Chita regional officials deployed police and special forces to city streets in advance of the hearing, which was inexplicably delayed by several hours from its scheduled start at 2 p.m., Moscow time.

State television showed troops in riot gear and carrying submachine guns as the armed four-car convoy carrying Khodorkovsky and Lebedev arrived at the regional prosecutor's office.

Lebedev, who was serving his sentence at a prison in the Yamal-Nenets autonomous district, was transferred to a detention center in Chita in December as prosecutors prepared for the new case. Khodorkovsky was transferred from a labor camp in the region to the capital city at the same time.

"It was as though the city had prepared for a riot -- police in masks and guns were lining all the roads," Shmidt said. "The leadership has gone crazy. It's hard to believe what a circus they've built up."

Lawyers for Khodorkovsky and Lebedev reiterated their belief that the whole case was politically motivated. The initial 2003 arrests came months before Duma elections in December, for which Khodorkovsky had provided significant opposition funding. The arrests also came amid rumors that the former oil chief, once Russia's richest man, was on the verge of selling a major stake in Yukos to a U.S. oil company.

President Vladimir Putin has since reasserted state control over the country's oil and gas sector, and many Yukos assets have gone to state-run companies. A further 183 assets belonging to the company, declared bankrupt in August 2006, are due to be auctioned off this year.

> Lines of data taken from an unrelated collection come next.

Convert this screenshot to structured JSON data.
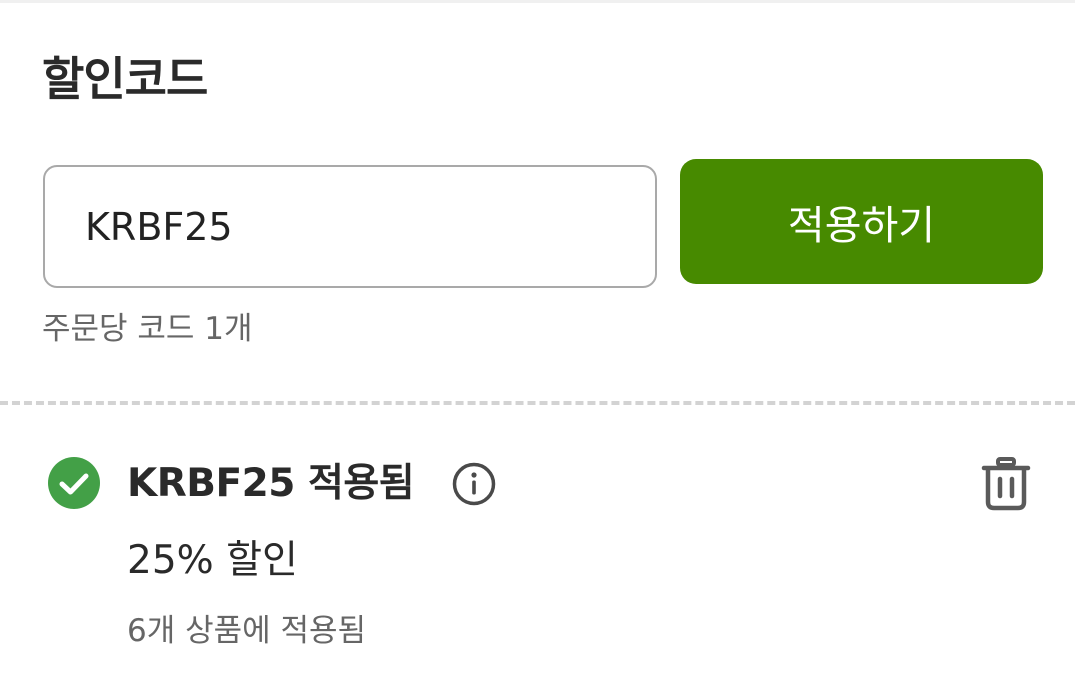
{
  "discount": {
    "title": "할인코드",
    "input": {
      "value": "KRBF25",
      "placeholder": ""
    },
    "apply_button_label": "적용하기",
    "helper_text": "주문당 코드 1개"
  },
  "applied_code": {
    "status_icon": "check-circle-icon",
    "title": "KRBF25 적용됨",
    "info_icon": "info-circle-icon",
    "remove_icon": "trash-icon",
    "discount_label": "25% 할인",
    "scope_label": "6개 상품에 적용됨"
  },
  "colors": {
    "primary_button": "#478a00",
    "success": "#43a047",
    "divider": "#d3d3d3",
    "input_border": "#a9a9a9",
    "muted_text": "#666666"
  }
}
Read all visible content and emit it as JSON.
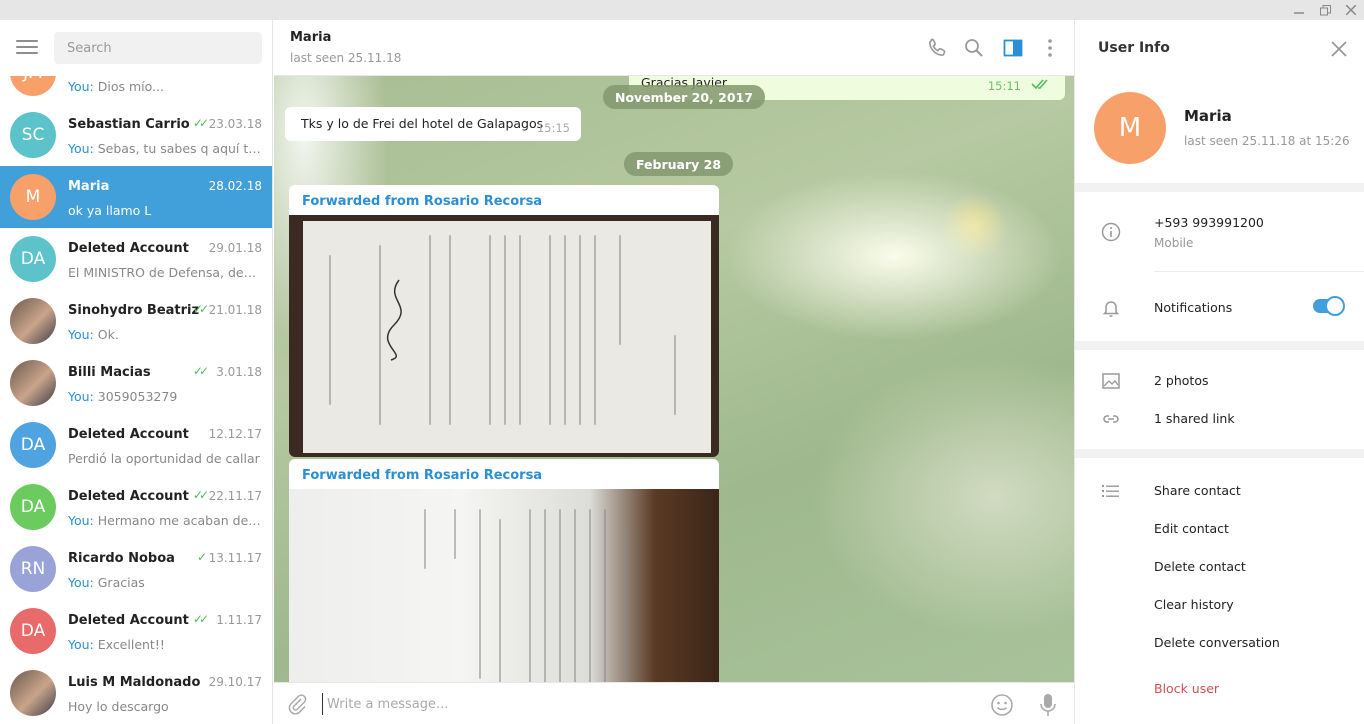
{
  "sidebar": {
    "search_placeholder": "Search",
    "chats": [
      {
        "initials": "JM",
        "name": "",
        "date": "",
        "check": "",
        "you": "You:",
        "preview": " Dios mío...",
        "color": "#f7a06a",
        "photo": false
      },
      {
        "initials": "SC",
        "name": "Sebastian Carrio",
        "date": "23.03.18",
        "check": "✓✓",
        "you": "You:",
        "preview": " Sebas, tu sabes q aquí te q...",
        "color": "#5bc3c9",
        "photo": false
      },
      {
        "initials": "M",
        "name": "Maria",
        "date": "28.02.18",
        "check": "",
        "you": "",
        "preview": "ok ya llamo L",
        "color": "#f7a06a",
        "photo": false,
        "active": true
      },
      {
        "initials": "DA",
        "name": "Deleted Account",
        "date": "29.01.18",
        "check": "",
        "you": "",
        "preview": "El MINISTRO de Defensa, defini...",
        "color": "#5bc3c9",
        "photo": false
      },
      {
        "initials": "",
        "name": "Sinohydro Beatriz",
        "date": "21.01.18",
        "check": "✓✓",
        "you": "You:",
        "preview": " Ok.",
        "color": "#9b6e63",
        "photo": true
      },
      {
        "initials": "",
        "name": "Billi Macias",
        "date": "3.01.18",
        "check": "✓✓",
        "you": "You:",
        "preview": " 3059053279",
        "color": "#7a8aa0",
        "photo": true
      },
      {
        "initials": "DA",
        "name": "Deleted Account",
        "date": "12.12.17",
        "check": "",
        "you": "",
        "preview": "Perdió la oportunidad de callar",
        "color": "#4fa3e0",
        "photo": false
      },
      {
        "initials": "DA",
        "name": "Deleted Account",
        "date": "22.11.17",
        "check": "✓✓",
        "you": "You:",
        "preview": " Hermano me acaban de ll...",
        "color": "#6ccb5f",
        "photo": false
      },
      {
        "initials": "RN",
        "name": "Ricardo Noboa",
        "date": "13.11.17",
        "check": "✓",
        "you": "You:",
        "preview": " Gracias",
        "color": "#9aa3d8",
        "photo": false
      },
      {
        "initials": "DA",
        "name": "Deleted Account",
        "date": "1.11.17",
        "check": "✓✓",
        "you": "You:",
        "preview": " Excellent!!",
        "color": "#e86a6a",
        "photo": false
      },
      {
        "initials": "",
        "name": "Luis M Maldonado",
        "date": "29.10.17",
        "check": "",
        "you": "",
        "preview": "Hoy lo descargo",
        "color": "#4e5a6a",
        "photo": true
      }
    ]
  },
  "chat": {
    "peer_name": "Maria",
    "peer_status": "last seen 25.11.18",
    "messages": {
      "out_partial_text": "Gracias Javier",
      "out_partial_time": "15:11",
      "date1": "November 20, 2017",
      "in1_text": "Tks y lo de Frei del hotel de Galapagos",
      "in1_time": "15:15",
      "date2": "February 28",
      "fwd1_title": "Forwarded from Rosario Recorsa",
      "fwd2_title": "Forwarded from Rosario Recorsa"
    },
    "composer_placeholder": "Write a message..."
  },
  "info": {
    "title": "User Info",
    "avatar_initial": "M",
    "name": "Maria",
    "last_seen": "last seen 25.11.18 at 15:26",
    "phone": "+593 993991200",
    "phone_label": "Mobile",
    "notifications_label": "Notifications",
    "notifications_on": true,
    "photos": "2 photos",
    "shared_link": "1 shared link",
    "actions": {
      "share": "Share contact",
      "edit": "Edit contact",
      "delete_contact": "Delete contact",
      "clear": "Clear history",
      "delete_conv": "Delete conversation",
      "block": "Block user"
    }
  },
  "colors": {
    "accent": "#419fd9",
    "forward_title": "#2a8fd6",
    "read_check": "#4dbb5f",
    "danger": "#d14e4e"
  }
}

The sale of Yukos assets played a role in Monday's charges, said Robert Amsterdam, another lawyer representing Khodorkovsky and Lebedev. The new charges, Amsterdam said, are "an attempt to legitimize the seizure of assets through the artifice of money laundering to ensure no possible funding of political parties or opposition through the electoral process."

The state is also seeking to seize Yukos assets abroad, said John Pappaladro, another member of the legal team. Prosecutors have issued and been denied requests for documents from Switzerland, the Netherlands and Lichtenstein. Pappaladro says prosecutors contend that the documents detail Khodorkovsky and Lebedev's embezzlement and laundering.

Cyprus, Lithuania and Poland have handed over some documents, he said.

The legal team sounded a pessimistic note, saying it was inevitable that Khodorkovsky and Lebedev would be convicted on the new charges.

GML chief Osborne was similarly bleak. "The court will bend over backward to assist the prosecution. The defense won't be given full freedom and the verdict will be a foregone conclusion."

Yelena Liptser, a lawyer for Lebedev, said that despite the new charges she would fly to Chita on Tuesday to attend a preliminary parole hearing Thursday.